Data extract
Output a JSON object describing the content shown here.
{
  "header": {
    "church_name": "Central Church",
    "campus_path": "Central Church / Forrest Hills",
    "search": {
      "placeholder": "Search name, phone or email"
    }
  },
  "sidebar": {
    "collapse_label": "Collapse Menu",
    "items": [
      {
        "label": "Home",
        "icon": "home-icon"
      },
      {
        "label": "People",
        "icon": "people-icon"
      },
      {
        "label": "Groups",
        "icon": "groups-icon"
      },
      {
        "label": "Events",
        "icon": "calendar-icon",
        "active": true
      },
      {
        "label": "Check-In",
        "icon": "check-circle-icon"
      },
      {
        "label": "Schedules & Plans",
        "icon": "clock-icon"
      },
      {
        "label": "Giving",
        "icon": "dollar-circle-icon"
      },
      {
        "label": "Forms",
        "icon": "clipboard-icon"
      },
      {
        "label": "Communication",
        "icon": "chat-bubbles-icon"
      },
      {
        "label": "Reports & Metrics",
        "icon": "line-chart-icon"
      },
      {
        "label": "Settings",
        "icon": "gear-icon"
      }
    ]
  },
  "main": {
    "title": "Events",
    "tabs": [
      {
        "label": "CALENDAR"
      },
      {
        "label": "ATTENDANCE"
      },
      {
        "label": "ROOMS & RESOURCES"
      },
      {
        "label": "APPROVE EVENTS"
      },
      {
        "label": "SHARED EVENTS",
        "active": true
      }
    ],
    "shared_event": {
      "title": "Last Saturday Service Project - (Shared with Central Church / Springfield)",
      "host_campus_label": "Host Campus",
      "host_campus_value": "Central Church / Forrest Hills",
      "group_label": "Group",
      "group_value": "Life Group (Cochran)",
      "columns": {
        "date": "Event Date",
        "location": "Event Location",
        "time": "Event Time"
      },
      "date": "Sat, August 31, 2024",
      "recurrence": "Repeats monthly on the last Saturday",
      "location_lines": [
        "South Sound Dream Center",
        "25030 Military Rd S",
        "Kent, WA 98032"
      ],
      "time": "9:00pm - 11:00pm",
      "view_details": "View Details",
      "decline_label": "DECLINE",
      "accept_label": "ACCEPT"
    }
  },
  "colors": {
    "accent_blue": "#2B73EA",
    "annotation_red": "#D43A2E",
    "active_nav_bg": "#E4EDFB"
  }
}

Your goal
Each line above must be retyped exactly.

Solution
Output a JSON object describing the content shown here.
{
  "header": {
    "church_name": "Central Church",
    "campus_path": "Central Church / Forrest Hills",
    "search": {
      "placeholder": "Search name, phone or email"
    }
  },
  "sidebar": {
    "collapse_label": "Collapse Menu",
    "items": [
      {
        "label": "Home",
        "icon": "home-icon"
      },
      {
        "label": "People",
        "icon": "people-icon"
      },
      {
        "label": "Groups",
        "icon": "groups-icon"
      },
      {
        "label": "Events",
        "icon": "calendar-icon",
        "active": true
      },
      {
        "label": "Check-In",
        "icon": "check-circle-icon"
      },
      {
        "label": "Schedules & Plans",
        "icon": "clock-icon"
      },
      {
        "label": "Giving",
        "icon": "dollar-circle-icon"
      },
      {
        "label": "Forms",
        "icon": "clipboard-icon"
      },
      {
        "label": "Communication",
        "icon": "chat-bubbles-icon"
      },
      {
        "label": "Reports & Metrics",
        "icon": "line-chart-icon"
      },
      {
        "label": "Settings",
        "icon": "gear-icon"
      }
    ]
  },
  "main": {
    "title": "Events",
    "tabs": [
      {
        "label": "CALENDAR"
      },
      {
        "label": "ATTENDANCE"
      },
      {
        "label": "ROOMS & RESOURCES"
      },
      {
        "label": "APPROVE EVENTS"
      },
      {
        "label": "SHARED EVENTS",
        "active": true
      }
    ],
    "shared_event": {
      "title": "Last Saturday Service Project - (Shared with Central Church / Springfield)",
      "host_campus_label": "Host Campus",
      "host_campus_value": "Central Church / Forrest Hills",
      "group_label": "Group",
      "group_value": "Life Group (Cochran)",
      "columns": {
        "date": "Event Date",
        "location": "Event Location",
        "time": "Event Time"
      },
      "date": "Sat, August 31, 2024",
      "recurrence": "Repeats monthly on the last Saturday",
      "location_lines": [
        "South Sound Dream Center",
        "25030 Military Rd S",
        "Kent, WA 98032"
      ],
      "time": "9:00pm - 11:00pm",
      "view_details": "View Details",
      "decline_label": "DECLINE",
      "accept_label": "ACCEPT"
    }
  },
  "colors": {
    "accent_blue": "#2B73EA",
    "annotation_red": "#D43A2E",
    "active_nav_bg": "#E4EDFB"
  }
}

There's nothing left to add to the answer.